Exercise goal
Scan the entries below and extract each line with the word "list" in it.

Excerpted data
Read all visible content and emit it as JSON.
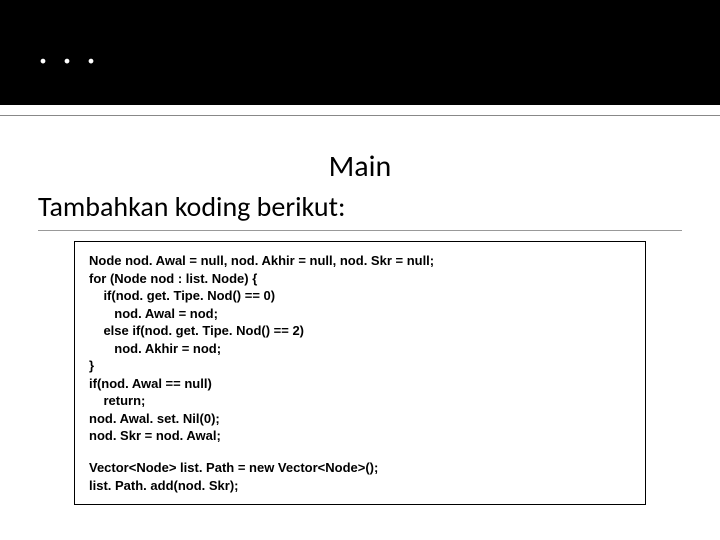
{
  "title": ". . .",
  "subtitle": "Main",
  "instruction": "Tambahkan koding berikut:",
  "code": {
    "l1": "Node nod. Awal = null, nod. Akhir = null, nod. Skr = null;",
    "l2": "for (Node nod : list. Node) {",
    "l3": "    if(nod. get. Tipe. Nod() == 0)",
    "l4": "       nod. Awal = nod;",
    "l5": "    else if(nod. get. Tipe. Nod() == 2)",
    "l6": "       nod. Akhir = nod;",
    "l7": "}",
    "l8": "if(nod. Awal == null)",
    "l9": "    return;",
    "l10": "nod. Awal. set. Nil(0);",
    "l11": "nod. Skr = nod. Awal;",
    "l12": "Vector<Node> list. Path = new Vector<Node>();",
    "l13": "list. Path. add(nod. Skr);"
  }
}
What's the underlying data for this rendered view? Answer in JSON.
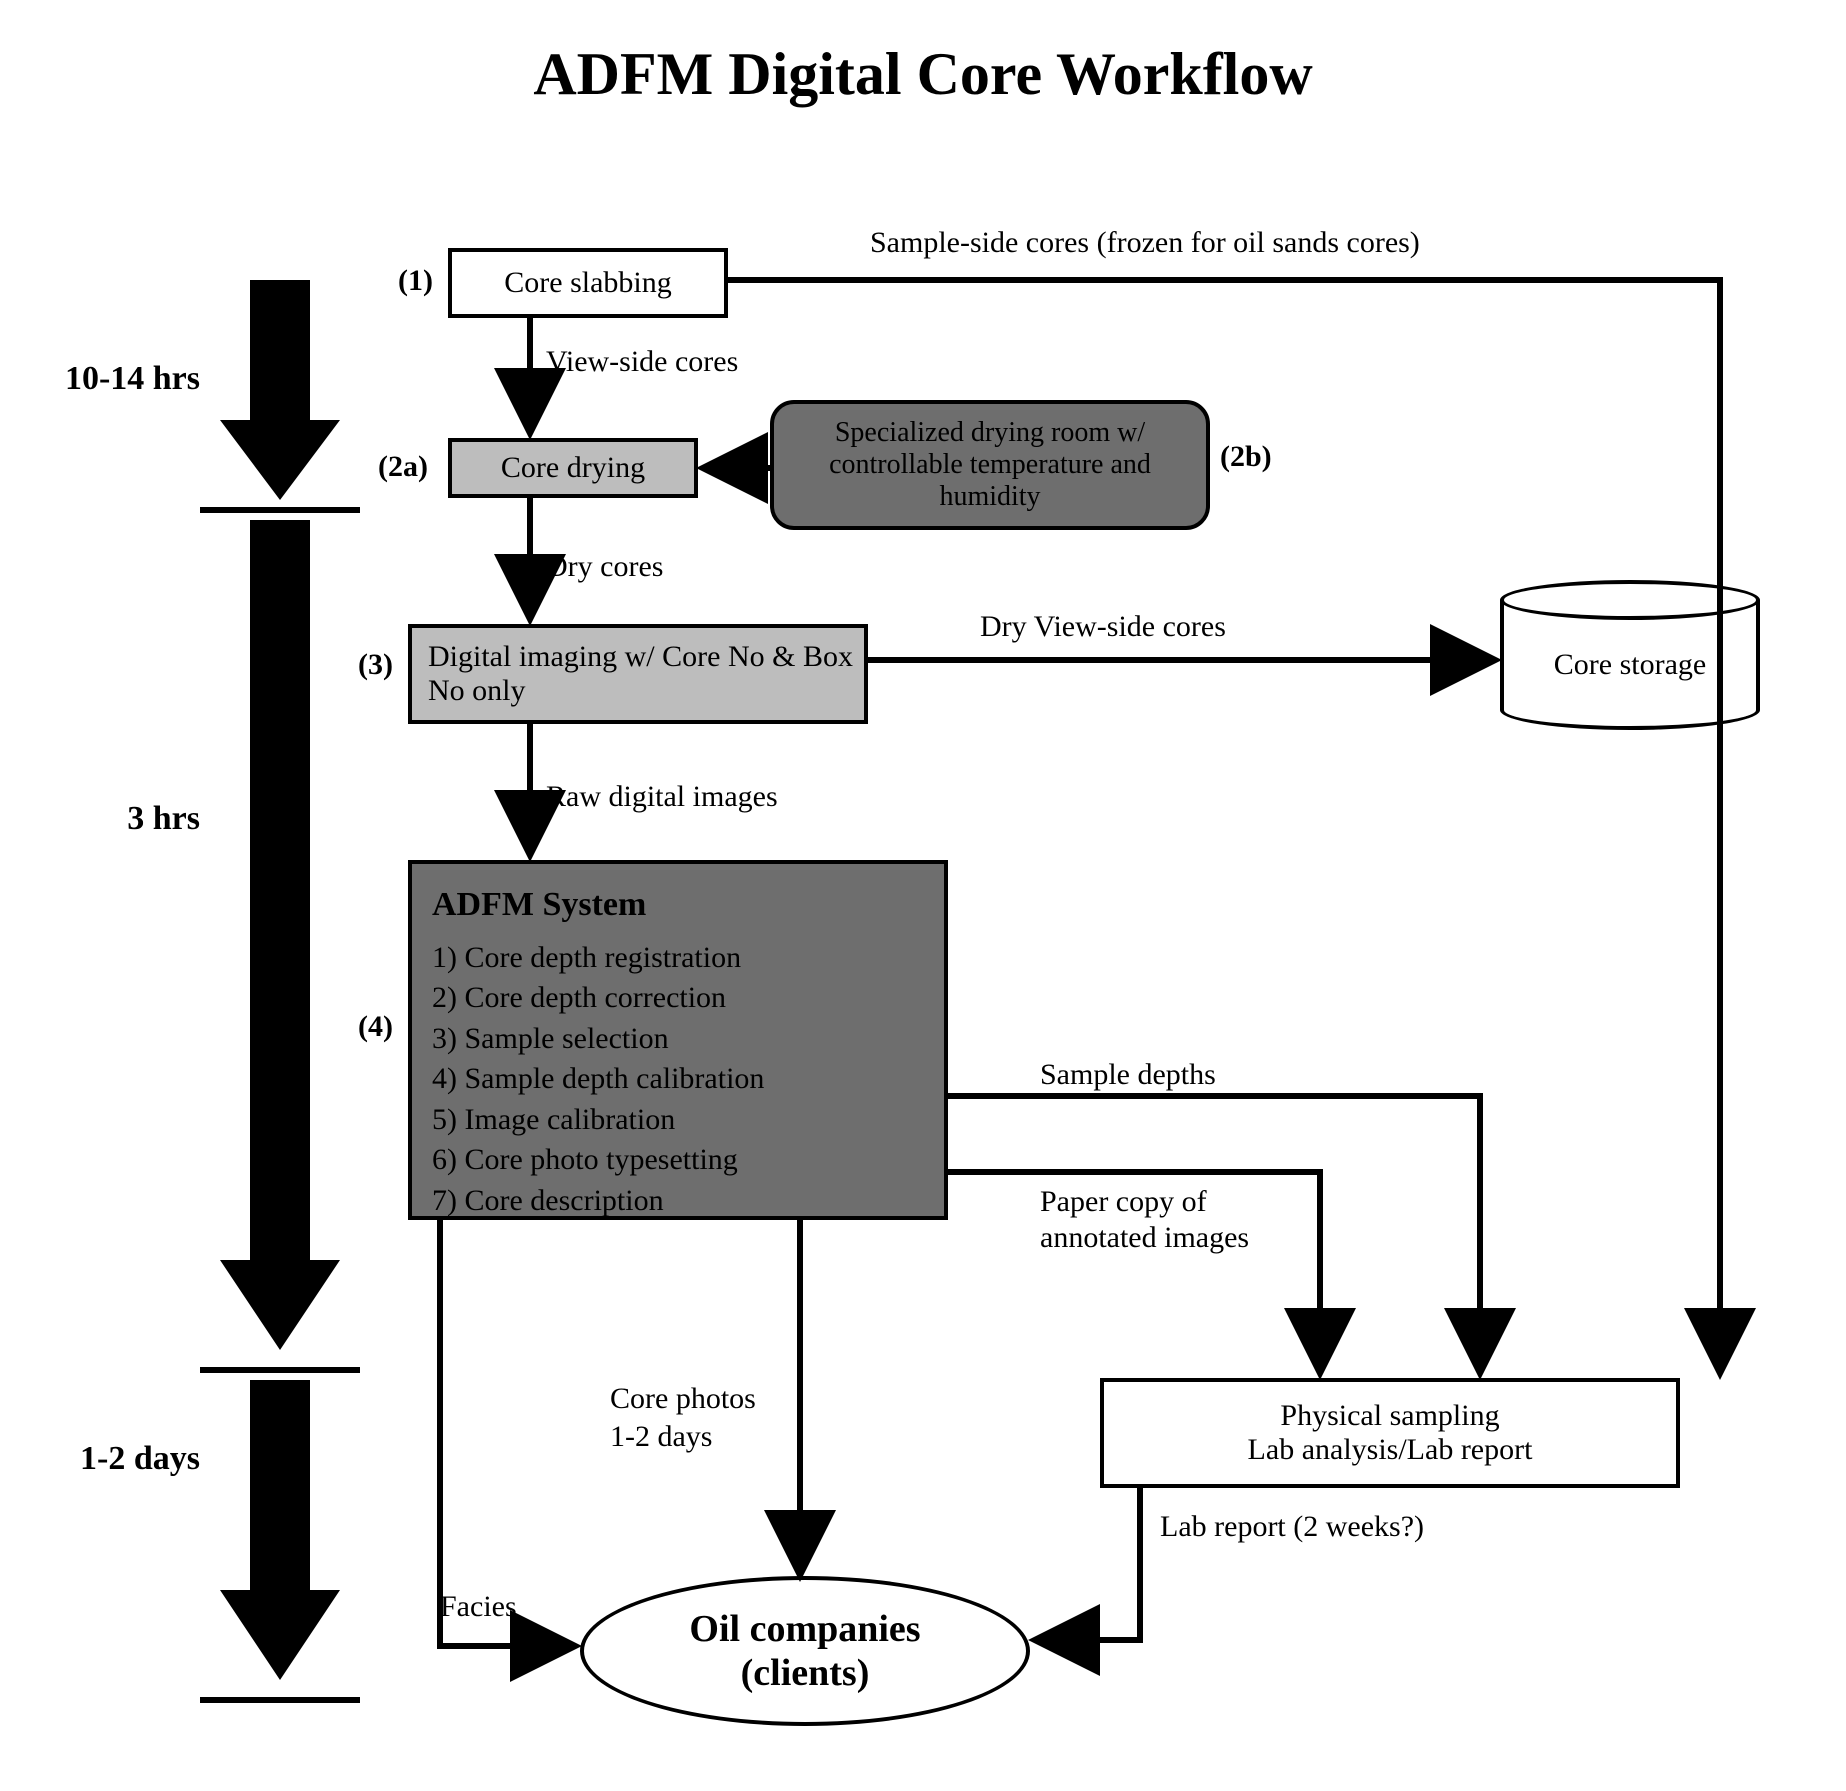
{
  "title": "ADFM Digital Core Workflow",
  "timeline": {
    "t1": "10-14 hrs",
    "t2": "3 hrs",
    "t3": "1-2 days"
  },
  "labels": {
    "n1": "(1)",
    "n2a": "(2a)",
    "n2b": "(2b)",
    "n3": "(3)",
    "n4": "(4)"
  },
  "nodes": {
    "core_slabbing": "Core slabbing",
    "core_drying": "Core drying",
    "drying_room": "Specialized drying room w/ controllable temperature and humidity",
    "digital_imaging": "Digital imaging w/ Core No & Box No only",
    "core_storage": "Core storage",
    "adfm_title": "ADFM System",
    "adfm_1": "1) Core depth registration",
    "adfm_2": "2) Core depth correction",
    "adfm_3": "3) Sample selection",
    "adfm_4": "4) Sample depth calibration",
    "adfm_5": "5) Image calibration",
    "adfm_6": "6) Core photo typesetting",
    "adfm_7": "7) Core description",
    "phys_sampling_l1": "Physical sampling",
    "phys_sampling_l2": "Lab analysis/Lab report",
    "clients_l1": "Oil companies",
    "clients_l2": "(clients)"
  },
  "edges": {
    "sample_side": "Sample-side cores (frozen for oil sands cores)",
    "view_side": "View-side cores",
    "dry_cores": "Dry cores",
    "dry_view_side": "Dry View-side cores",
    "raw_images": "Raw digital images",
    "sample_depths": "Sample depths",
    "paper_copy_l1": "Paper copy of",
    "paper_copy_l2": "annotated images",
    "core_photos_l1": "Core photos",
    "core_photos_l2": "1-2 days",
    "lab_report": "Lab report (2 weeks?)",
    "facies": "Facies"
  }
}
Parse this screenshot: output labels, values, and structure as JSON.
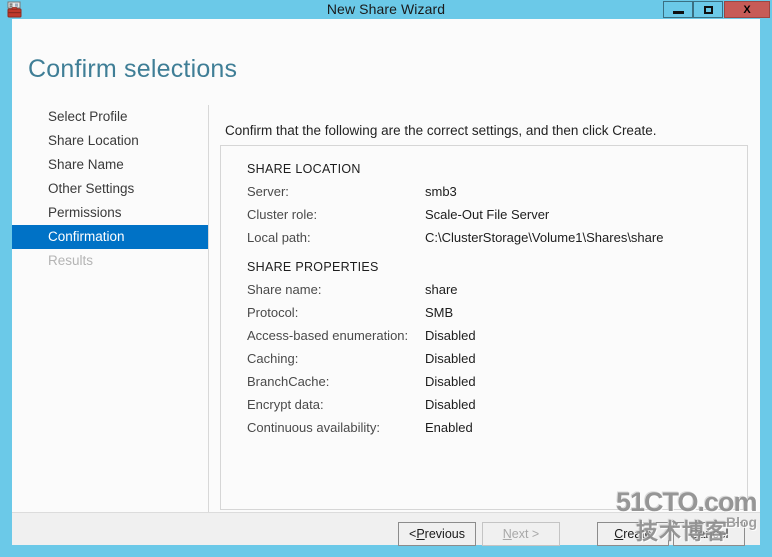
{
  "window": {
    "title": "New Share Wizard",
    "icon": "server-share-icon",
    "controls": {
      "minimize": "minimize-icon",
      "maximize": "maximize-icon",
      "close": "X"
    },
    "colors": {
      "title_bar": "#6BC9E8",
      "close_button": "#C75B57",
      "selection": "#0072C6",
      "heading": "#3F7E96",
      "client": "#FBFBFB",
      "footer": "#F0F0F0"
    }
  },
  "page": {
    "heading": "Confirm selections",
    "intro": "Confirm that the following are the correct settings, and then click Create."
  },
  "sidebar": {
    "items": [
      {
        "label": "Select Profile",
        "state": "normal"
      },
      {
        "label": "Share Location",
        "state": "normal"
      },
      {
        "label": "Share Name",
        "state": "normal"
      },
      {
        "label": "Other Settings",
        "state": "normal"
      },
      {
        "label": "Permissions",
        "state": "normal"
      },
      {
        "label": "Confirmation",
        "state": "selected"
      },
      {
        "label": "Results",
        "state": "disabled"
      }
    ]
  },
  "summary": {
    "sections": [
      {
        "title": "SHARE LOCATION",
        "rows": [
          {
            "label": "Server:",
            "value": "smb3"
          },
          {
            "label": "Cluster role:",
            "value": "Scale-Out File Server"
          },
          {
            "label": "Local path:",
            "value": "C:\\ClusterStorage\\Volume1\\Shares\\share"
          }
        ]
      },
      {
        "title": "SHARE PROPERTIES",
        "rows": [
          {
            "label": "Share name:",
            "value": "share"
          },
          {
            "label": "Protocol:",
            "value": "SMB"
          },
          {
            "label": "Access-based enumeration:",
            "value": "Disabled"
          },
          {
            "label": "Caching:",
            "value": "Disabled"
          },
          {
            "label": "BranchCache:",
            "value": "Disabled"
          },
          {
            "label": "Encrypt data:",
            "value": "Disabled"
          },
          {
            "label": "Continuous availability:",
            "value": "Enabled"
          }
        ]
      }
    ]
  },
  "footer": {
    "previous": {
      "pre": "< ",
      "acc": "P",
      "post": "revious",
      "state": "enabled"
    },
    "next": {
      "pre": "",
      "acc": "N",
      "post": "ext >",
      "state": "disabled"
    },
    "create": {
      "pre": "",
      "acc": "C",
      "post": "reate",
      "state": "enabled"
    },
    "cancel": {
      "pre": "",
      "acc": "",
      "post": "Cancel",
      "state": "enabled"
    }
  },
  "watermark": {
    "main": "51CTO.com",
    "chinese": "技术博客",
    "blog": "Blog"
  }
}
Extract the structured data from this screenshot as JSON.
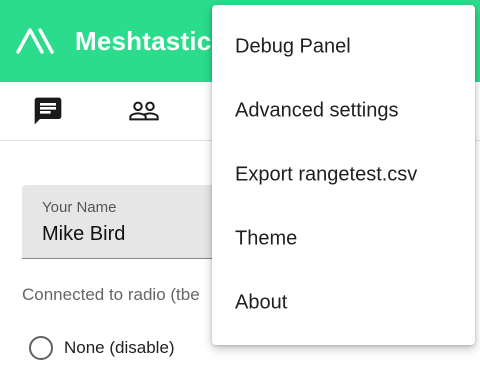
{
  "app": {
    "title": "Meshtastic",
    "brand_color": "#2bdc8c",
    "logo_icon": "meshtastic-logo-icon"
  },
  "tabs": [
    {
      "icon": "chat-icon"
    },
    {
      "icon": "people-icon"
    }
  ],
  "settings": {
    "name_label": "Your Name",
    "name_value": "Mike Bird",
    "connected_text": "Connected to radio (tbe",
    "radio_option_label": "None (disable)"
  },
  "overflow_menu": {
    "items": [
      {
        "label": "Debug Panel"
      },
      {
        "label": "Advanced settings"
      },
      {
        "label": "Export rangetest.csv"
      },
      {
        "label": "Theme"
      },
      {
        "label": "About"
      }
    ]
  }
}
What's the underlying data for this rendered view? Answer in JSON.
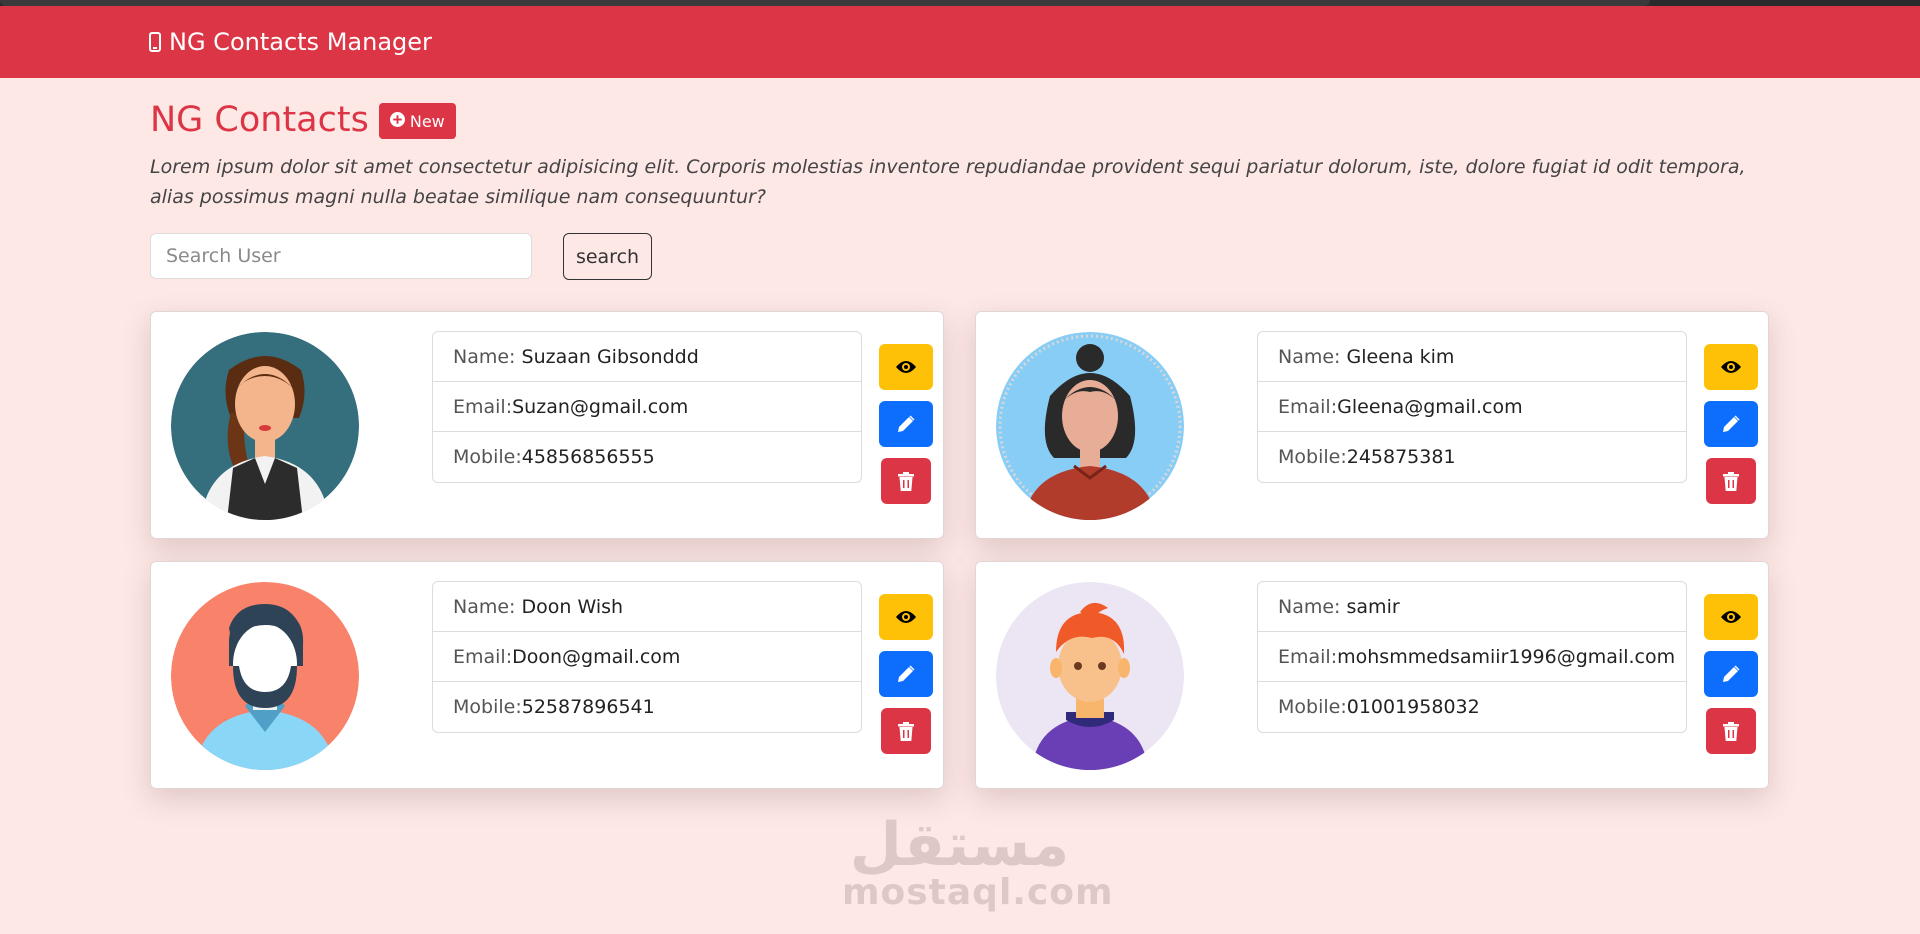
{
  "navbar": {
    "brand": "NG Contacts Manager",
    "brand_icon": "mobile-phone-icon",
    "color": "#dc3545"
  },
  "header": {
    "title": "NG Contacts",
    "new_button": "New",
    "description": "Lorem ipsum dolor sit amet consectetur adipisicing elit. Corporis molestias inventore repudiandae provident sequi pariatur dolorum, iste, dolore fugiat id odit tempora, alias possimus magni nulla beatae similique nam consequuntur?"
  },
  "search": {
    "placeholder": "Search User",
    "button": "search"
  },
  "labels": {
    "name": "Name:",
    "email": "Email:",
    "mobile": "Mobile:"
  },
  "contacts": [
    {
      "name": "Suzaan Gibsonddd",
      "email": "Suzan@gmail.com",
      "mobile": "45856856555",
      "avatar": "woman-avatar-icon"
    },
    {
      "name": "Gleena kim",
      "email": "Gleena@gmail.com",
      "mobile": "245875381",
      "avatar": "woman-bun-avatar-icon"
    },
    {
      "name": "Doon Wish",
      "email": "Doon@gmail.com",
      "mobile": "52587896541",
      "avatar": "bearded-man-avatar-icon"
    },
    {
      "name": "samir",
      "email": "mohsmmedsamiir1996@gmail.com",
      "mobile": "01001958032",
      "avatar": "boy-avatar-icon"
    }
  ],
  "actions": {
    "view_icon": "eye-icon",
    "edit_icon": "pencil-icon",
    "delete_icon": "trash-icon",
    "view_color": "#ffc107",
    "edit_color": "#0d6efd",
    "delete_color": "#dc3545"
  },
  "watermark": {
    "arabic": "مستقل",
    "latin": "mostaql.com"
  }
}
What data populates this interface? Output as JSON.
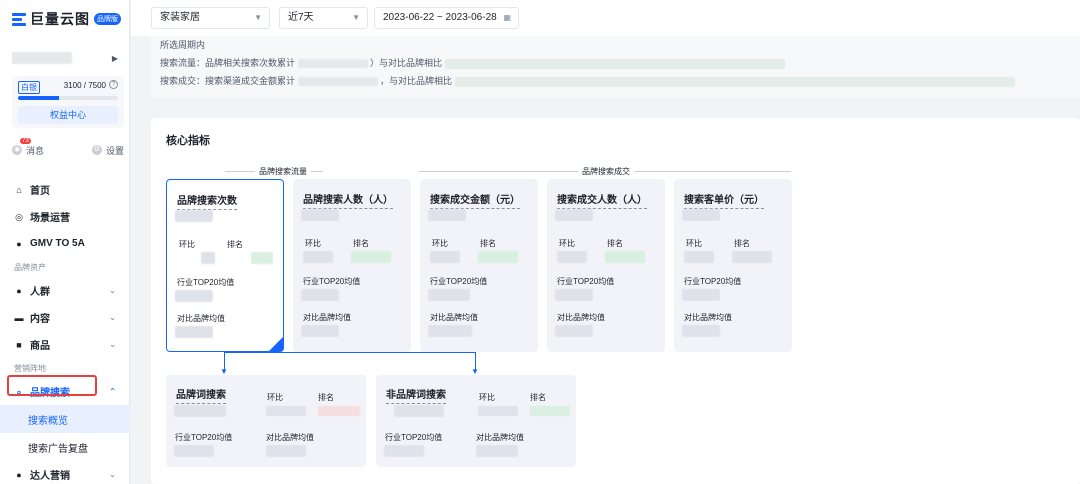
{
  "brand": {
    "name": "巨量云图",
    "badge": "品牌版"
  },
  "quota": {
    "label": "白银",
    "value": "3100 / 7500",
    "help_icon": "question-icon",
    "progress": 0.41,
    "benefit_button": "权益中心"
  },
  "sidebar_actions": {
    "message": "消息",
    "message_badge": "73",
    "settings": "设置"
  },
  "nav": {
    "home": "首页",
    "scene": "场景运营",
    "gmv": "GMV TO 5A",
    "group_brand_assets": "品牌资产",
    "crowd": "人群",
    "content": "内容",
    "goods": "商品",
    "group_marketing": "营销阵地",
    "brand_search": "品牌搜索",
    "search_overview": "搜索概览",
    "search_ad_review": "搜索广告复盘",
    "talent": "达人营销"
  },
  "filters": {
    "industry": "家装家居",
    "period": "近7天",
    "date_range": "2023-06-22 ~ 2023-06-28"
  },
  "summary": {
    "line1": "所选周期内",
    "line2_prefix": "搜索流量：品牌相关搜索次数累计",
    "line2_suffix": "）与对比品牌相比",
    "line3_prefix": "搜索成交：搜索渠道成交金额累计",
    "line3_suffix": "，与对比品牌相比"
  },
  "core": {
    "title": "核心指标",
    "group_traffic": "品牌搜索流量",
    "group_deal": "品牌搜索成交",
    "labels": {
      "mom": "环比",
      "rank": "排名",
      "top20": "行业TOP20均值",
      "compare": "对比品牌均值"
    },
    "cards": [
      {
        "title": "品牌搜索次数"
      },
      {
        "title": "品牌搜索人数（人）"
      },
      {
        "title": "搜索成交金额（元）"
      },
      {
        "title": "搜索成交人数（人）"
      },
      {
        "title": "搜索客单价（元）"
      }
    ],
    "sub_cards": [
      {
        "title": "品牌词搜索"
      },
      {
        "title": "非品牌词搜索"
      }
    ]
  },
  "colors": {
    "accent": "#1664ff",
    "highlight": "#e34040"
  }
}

Task result
    "l2": "for (Node nod : list. Node) {",
    "l12": "Vector<Node> list. Path = new Vector<Node>();",
    "l13": "list. Path. add(nod. Skr);"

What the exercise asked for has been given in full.